Retype the data below in full, keeping every character as it is.

-------- Input for this task

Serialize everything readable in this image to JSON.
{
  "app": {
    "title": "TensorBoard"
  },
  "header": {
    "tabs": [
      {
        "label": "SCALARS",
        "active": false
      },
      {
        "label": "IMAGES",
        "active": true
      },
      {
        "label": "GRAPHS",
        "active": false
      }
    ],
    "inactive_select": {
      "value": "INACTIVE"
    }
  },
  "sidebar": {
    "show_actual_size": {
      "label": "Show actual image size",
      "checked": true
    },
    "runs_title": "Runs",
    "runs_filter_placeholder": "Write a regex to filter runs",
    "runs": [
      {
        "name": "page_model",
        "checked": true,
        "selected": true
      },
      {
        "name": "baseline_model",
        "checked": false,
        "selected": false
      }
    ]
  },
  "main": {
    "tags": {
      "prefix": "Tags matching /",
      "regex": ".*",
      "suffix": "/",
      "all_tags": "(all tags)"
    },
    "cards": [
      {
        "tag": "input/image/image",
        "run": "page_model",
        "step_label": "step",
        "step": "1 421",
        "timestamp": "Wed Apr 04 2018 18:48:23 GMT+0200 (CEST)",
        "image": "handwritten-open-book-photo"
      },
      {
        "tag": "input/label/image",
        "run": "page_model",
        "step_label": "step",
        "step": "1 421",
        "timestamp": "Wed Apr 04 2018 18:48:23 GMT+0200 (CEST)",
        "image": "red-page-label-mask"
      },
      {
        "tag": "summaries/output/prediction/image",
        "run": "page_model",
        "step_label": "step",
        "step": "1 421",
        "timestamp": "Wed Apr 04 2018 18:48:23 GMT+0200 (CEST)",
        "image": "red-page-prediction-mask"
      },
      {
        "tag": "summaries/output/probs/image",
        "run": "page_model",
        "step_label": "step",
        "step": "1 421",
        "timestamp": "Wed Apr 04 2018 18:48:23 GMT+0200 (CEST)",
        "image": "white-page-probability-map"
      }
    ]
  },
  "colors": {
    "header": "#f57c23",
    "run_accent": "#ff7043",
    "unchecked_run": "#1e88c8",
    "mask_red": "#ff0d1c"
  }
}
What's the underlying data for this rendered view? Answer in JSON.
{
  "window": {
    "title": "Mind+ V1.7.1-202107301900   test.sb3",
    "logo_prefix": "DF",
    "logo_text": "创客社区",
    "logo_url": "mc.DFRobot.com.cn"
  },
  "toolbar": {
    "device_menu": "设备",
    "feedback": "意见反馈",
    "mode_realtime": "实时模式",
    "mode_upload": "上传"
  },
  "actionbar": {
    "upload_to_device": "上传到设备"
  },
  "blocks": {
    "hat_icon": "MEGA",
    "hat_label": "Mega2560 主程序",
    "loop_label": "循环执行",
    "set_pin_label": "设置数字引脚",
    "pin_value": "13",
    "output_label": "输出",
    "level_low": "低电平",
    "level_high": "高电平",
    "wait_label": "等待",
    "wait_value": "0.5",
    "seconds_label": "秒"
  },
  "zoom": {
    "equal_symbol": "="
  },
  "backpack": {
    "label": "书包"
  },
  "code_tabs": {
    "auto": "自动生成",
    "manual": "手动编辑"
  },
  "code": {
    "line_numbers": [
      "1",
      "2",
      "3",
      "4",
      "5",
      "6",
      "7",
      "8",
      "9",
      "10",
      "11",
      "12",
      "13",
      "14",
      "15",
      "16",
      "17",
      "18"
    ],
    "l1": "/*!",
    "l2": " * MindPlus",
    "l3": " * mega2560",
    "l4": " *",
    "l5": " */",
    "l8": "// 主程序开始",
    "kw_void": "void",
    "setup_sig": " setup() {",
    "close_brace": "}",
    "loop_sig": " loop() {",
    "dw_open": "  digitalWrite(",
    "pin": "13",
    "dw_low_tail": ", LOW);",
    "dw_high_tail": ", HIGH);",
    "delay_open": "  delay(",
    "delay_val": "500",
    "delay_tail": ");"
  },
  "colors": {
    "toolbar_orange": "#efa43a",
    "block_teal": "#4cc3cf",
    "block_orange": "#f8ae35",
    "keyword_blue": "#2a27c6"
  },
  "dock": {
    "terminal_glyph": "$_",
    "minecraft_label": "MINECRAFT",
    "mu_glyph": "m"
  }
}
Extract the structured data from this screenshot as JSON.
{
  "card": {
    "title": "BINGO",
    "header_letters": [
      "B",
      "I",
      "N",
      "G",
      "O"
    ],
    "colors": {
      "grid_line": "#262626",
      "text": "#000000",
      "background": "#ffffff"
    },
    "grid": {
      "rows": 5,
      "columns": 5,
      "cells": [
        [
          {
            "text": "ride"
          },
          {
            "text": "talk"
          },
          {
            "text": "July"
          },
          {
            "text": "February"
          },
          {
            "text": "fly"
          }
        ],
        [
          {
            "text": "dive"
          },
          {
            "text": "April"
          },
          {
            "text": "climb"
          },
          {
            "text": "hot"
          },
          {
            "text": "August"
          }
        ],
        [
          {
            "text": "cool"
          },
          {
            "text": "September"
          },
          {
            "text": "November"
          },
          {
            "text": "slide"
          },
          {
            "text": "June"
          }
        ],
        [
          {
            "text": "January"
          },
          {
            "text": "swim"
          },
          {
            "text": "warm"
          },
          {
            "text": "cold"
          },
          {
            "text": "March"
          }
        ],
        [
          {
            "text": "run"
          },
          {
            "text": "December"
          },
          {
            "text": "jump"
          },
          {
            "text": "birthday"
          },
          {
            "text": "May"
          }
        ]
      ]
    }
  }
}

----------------

_Task solution:_
Serialize everything readable in this image to JSON.
{
  "app": {
    "title": "TensorBoard"
  },
  "header": {
    "tabs": [
      {
        "label": "SCALARS",
        "active": false
      },
      {
        "label": "IMAGES",
        "active": true
      },
      {
        "label": "GRAPHS",
        "active": false
      }
    ],
    "inactive_select": {
      "value": "INACTIVE"
    }
  },
  "sidebar": {
    "show_actual_size": {
      "label": "Show actual image size",
      "checked": true
    },
    "runs_title": "Runs",
    "runs_filter_placeholder": "Write a regex to filter runs",
    "runs": [
      {
        "name": "page_model",
        "checked": true,
        "selected": true
      },
      {
        "name": "baseline_model",
        "checked": false,
        "selected": false
      }
    ]
  },
  "main": {
    "tags": {
      "prefix": "Tags matching /",
      "regex": ".*",
      "suffix": "/",
      "all_tags": "(all tags)"
    },
    "cards": [
      {
        "tag": "input/image/image",
        "run": "page_model",
        "step_label": "step",
        "step": "1 421",
        "timestamp": "Wed Apr 04 2018 18:48:23 GMT+0200 (CEST)",
        "image": "handwritten-open-book-photo"
      },
      {
        "tag": "input/label/image",
        "run": "page_model",
        "step_label": "step",
        "step": "1 421",
        "timestamp": "Wed Apr 04 2018 18:48:23 GMT+0200 (CEST)",
        "image": "red-page-label-mask"
      },
      {
        "tag": "summaries/output/prediction/image",
        "run": "page_model",
        "step_label": "step",
        "step": "1 421",
        "timestamp": "Wed Apr 04 2018 18:48:23 GMT+0200 (CEST)",
        "image": "red-page-prediction-mask"
      },
      {
        "tag": "summaries/output/probs/image",
        "run": "page_model",
        "step_label": "step",
        "step": "1 421",
        "timestamp": "Wed Apr 04 2018 18:48:23 GMT+0200 (CEST)",
        "image": "white-page-probability-map"
      }
    ]
  },
  "colors": {
    "header": "#f57c23",
    "run_accent": "#ff7043",
    "unchecked_run": "#1e88c8",
    "mask_red": "#ff0d1c"
  }
}
What's the underlying data for this rendered view? Answer in JSON.
{
  "window": {
    "title": "Mind+ V1.7.1-202107301900   test.sb3",
    "logo_prefix": "DF",
    "logo_text": "创客社区",
    "logo_url": "mc.DFRobot.com.cn"
  },
  "toolbar": {
    "device_menu": "设备",
    "feedback": "意见反馈",
    "mode_realtime": "实时模式",
    "mode_upload": "上传"
  },
  "actionbar": {
    "upload_to_device": "上传到设备"
  },
  "blocks": {
    "hat_icon": "MEGA",
    "hat_label": "Mega2560 主程序",
    "loop_label": "循环执行",
    "set_pin_label": "设置数字引脚",
    "pin_value": "13",
    "output_label": "输出",
    "level_low": "低电平",
    "level_high": "高电平",
    "wait_label": "等待",
    "wait_value": "0.5",
    "seconds_label": "秒"
  },
  "zoom": {
    "equal_symbol": "="
  },
  "backpack": {
    "label": "书包"
  },
  "code_tabs": {
    "auto": "自动生成",
    "manual": "手动编辑"
  },
  "code": {
    "line_numbers": [
      "1",
      "2",
      "3",
      "4",
      "5",
      "6",
      "7",
      "8",
      "9",
      "10",
      "11",
      "12",
      "13",
      "14",
      "15",
      "16",
      "17",
      "18"
    ],
    "l1": "/*!",
    "l2": " * MindPlus",
    "l3": " * mega2560",
    "l4": " *",
    "l5": " */",
    "l8": "// 主程序开始",
    "kw_void": "void",
    "setup_sig": " setup() {",
    "close_brace": "}",
    "loop_sig": " loop() {",
    "dw_open": "  digitalWrite(",
    "pin": "13",
    "dw_low_tail": ", LOW);",
    "dw_high_tail": ", HIGH);",
    "delay_open": "  delay(",
    "delay_val": "500",
    "delay_tail": ");"
  },
  "colors": {
    "toolbar_orange": "#efa43a",
    "block_teal": "#4cc3cf",
    "block_orange": "#f8ae35",
    "keyword_blue": "#2a27c6"
  },
  "dock": {
    "terminal_glyph": "$_",
    "minecraft_label": "MINECRAFT",
    "mu_glyph": "m"
  }
}
Extract the structured data from this screenshot as JSON.
{
  "card": {
    "title": "BINGO",
    "header_letters": [
      "B",
      "I",
      "N",
      "G",
      "O"
    ],
    "colors": {
      "grid_line": "#262626",
      "text": "#000000",
      "background": "#ffffff"
    },
    "grid": {
      "rows": 5,
      "columns": 5,
      "cells": [
        [
          {
            "text": "ride"
          },
          {
            "text": "talk"
          },
          {
            "text": "July"
          },
          {
            "text": "February"
          },
          {
            "text": "fly"
          }
        ],
        [
          {
            "text": "dive"
          },
          {
            "text": "April"
          },
          {
            "text": "climb"
          },
          {
            "text": "hot"
          },
          {
            "text": "August"
          }
        ],
        [
          {
            "text": "cool"
          },
          {
            "text": "September"
          },
          {
            "text": "November"
          },
          {
            "text": "slide"
          },
          {
            "text": "June"
          }
        ],
        [
          {
            "text": "January"
          },
          {
            "text": "swim"
          },
          {
            "text": "warm"
          },
          {
            "text": "cold"
          },
          {
            "text": "March"
          }
        ],
        [
          {
            "text": "run"
          },
          {
            "text": "December"
          },
          {
            "text": "jump"
          },
          {
            "text": "birthday"
          },
          {
            "text": "May"
          }
        ]
      ]
    }
  }
}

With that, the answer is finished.